*Brief*. Within the material below, find each line bearing the word "value" and present it.
BEGIN The data
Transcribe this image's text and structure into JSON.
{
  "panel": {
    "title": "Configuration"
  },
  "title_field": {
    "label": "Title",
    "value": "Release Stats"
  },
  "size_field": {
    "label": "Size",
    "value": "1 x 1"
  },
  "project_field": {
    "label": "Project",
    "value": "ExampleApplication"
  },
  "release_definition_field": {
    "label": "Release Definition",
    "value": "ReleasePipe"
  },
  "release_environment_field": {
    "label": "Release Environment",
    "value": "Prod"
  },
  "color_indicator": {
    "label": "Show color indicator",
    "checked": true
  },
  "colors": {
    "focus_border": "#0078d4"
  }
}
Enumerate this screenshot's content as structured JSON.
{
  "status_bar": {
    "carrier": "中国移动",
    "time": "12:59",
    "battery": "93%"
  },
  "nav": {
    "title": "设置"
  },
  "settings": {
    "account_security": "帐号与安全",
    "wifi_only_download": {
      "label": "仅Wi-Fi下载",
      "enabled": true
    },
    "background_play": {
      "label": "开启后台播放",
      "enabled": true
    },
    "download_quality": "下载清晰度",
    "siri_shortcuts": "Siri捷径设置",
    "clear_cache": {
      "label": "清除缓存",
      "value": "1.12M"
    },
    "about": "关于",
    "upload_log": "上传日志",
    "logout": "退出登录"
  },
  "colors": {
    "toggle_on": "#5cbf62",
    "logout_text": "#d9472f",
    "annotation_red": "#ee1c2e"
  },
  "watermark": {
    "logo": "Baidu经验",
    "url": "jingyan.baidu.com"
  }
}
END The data
*Result for this exercise*.
    "value": "Release Stats"
    "value": "1 x 1"
    "value": "ExampleApplication"
    "value": "ReleasePipe"
    "value": "Prod"
      "value": "1.12M"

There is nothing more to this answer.